We’ve all been affected by severe storms at some point in our lives. Whether you got caught in a storm while you were away from home, lost power, or sustained significant damage to your home. A flood can be especially devastating to your basement or lower levels. If you’re worried about this happening to you, take a look at this guide on how to prepare your home for a severe storm.
Trim Your Trees
If homeowners notice brittle or dead tree limbs or branches on their property, they should trim the dead or hazardous branches. If they don’t, they risk the branches falling off or causing problems. Problems like landing on a house or power line. In addition, it is better to transplant any trees that may be growing dangerously close to the house in case the severe weather breaks them and causes them to fall into the home.
Secure Outdoor Items
In order to prevent harmful flying objects such as plants, tables, and chairs during windy weather, homeowners should take these objects inside or put them in a covered outdoor location. You can also tie up that equipment using cables, bungee cords, or spiral landscape anchors. Flying objects pose the most danger for you and your neighbors. Therefore it is important store or tie down potential flying objects to prepare your home for a severe storm.
Use Surge Protectors
A power surge occurs when a strong voltage overloads a power supply and pushes it over a preset limit. Lightning strikes can generate power surges in your home that can ruin your electronics. Surge protectors, however, can guard against this damage. Most surge-protection devices can be registered with their manufacturers, and many of these devices have replacement guarantees that will cover any surge-related damage up to a specified monetary level. Also, homeowners should unplug their most expensive electronics (even if they’re equipped with surge protectors) when they’re in the house during a storm.
Invest in a Generator
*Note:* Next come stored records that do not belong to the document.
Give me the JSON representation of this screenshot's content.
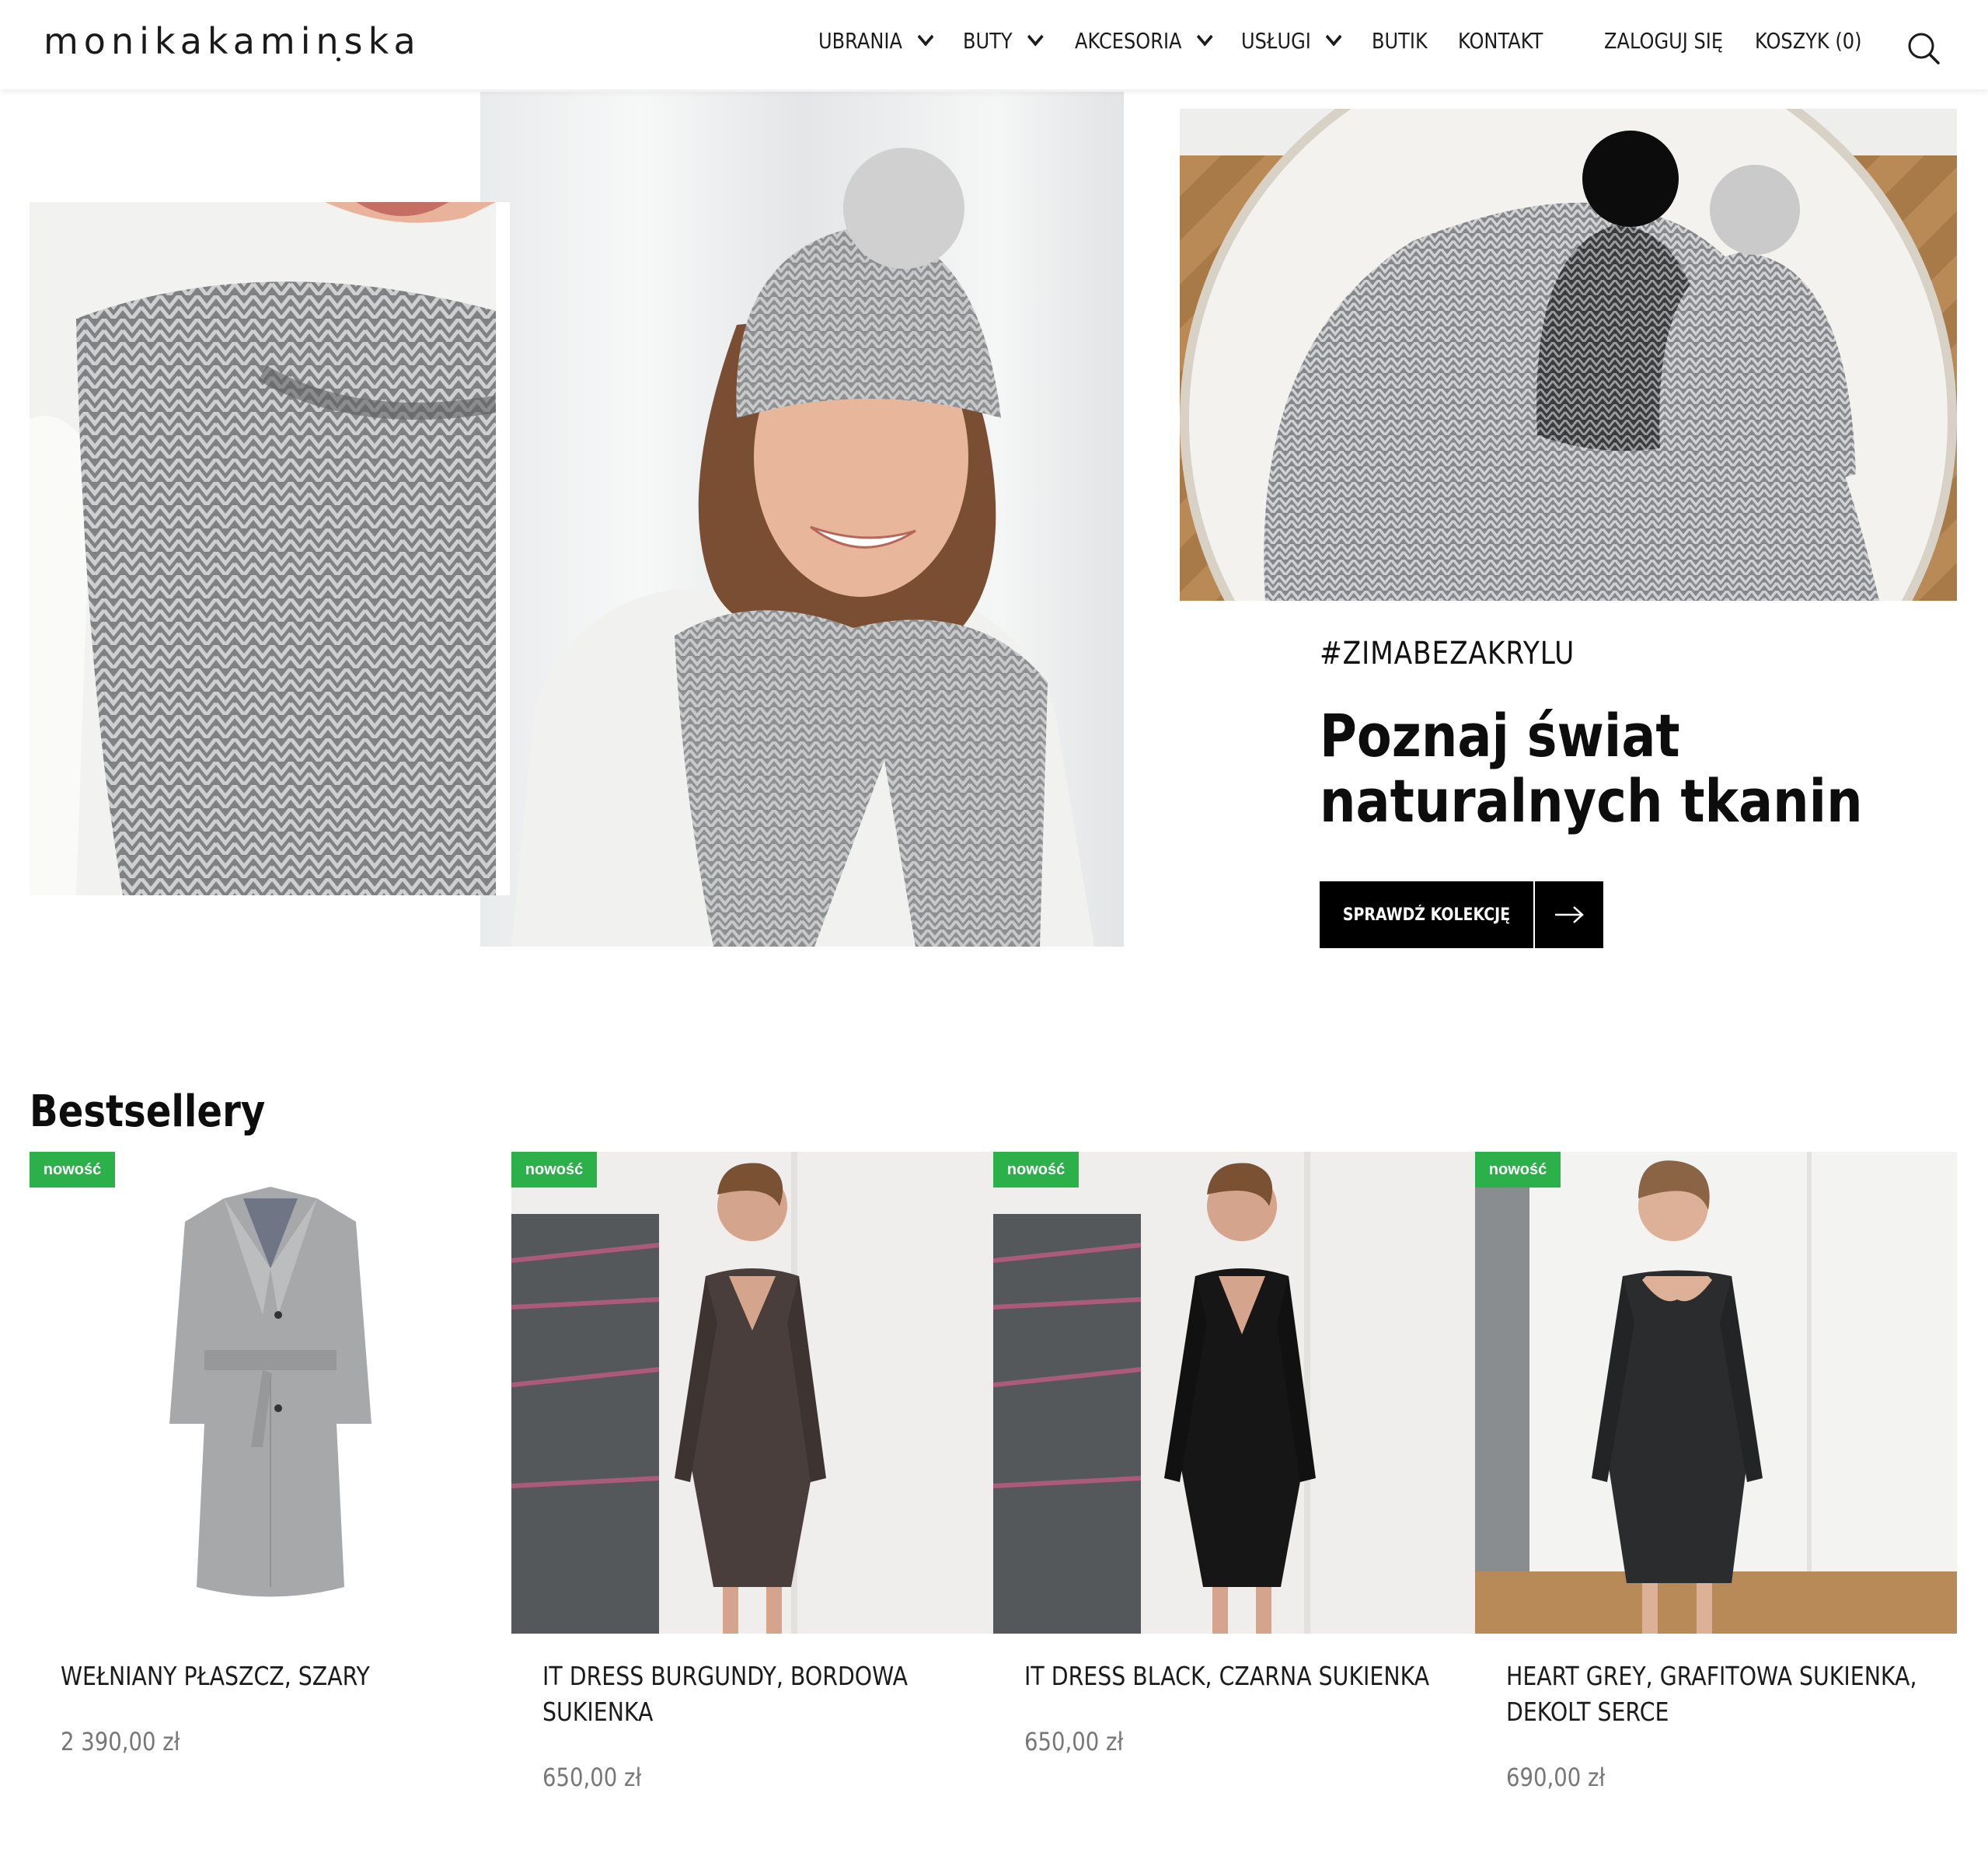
{
  "brand": {
    "logo": "monikakaminska"
  },
  "nav": {
    "items": [
      {
        "label": "UBRANIA",
        "dropdown": true
      },
      {
        "label": "BUTY",
        "dropdown": true
      },
      {
        "label": "AKCESORIA",
        "dropdown": true
      },
      {
        "label": "USŁUGI",
        "dropdown": true
      },
      {
        "label": "BUTIK",
        "dropdown": false
      },
      {
        "label": "KONTAKT",
        "dropdown": false
      }
    ],
    "login": "ZALOGUJ SIĘ",
    "cart": "KOSZYK (0)",
    "search_icon": "search-icon"
  },
  "hero": {
    "hashtag": "#ZIMABEZAKRYLU",
    "headline_line1": "Poznaj świat",
    "headline_line2": "naturalnych tkanin",
    "cta_label": "SPRAWDŹ KOLEKCJĘ",
    "cta_icon": "arrow-right-icon"
  },
  "bestsellers": {
    "title": "Bestsellery",
    "products": [
      {
        "badge": "nowość",
        "name": "WEŁNIANY PŁASZCZ, SZARY",
        "price": "2 390,00 zł"
      },
      {
        "badge": "nowość",
        "name": "IT DRESS BURGUNDY, BORDOWA SUKIENKA",
        "price": "650,00 zł"
      },
      {
        "badge": "nowość",
        "name": "IT DRESS BLACK, CZARNA SUKIENKA",
        "price": "650,00 zł"
      },
      {
        "badge": "nowość",
        "name": "HEART GREY, GRAFITOWA SUKIENKA, DEKOLT SERCE",
        "price": "690,00 zł"
      }
    ]
  },
  "colors": {
    "badge": "#2bb04a",
    "cta": "#000000",
    "price": "#777777",
    "text": "#111111"
  }
}
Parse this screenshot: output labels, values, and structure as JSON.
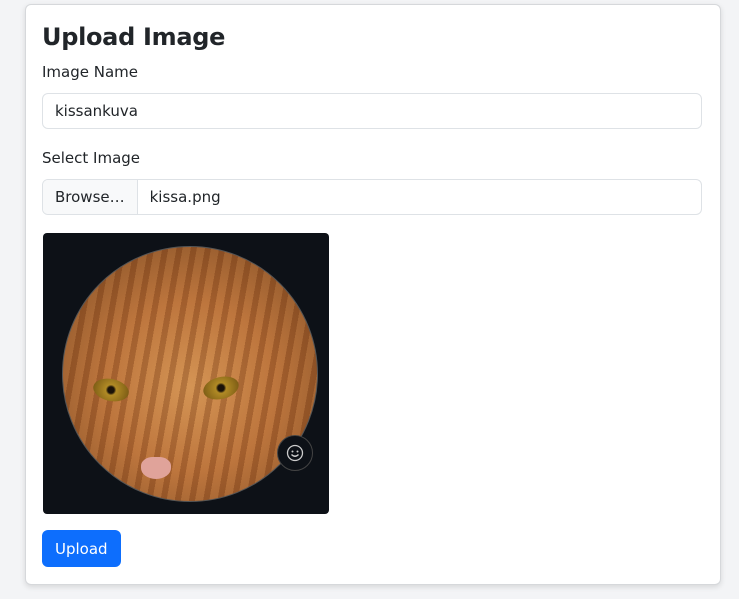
{
  "title": "Upload Image",
  "image_name": {
    "label": "Image Name",
    "value": "kissankuva"
  },
  "select_image": {
    "label": "Select Image",
    "browse_label": "Browse…",
    "file_name": "kissa.png"
  },
  "preview": {
    "emoji_icon": "smiley-icon"
  },
  "upload_label": "Upload",
  "colors": {
    "primary": "#0d6efd",
    "preview_bg": "#0d1117"
  }
}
A whole-house generator will restore power to your home within seconds when it kicks on during a power outage. A standby generator will operate on gas, powered by your existing propane or natural gas line. When necessary, the generator’s transfer switch activates and then turns off again. When it storms, a generator will provide you the peace of mind of knowing you’ll have no power interruptions.
For more tips on dealing with bad weather, check out these posts.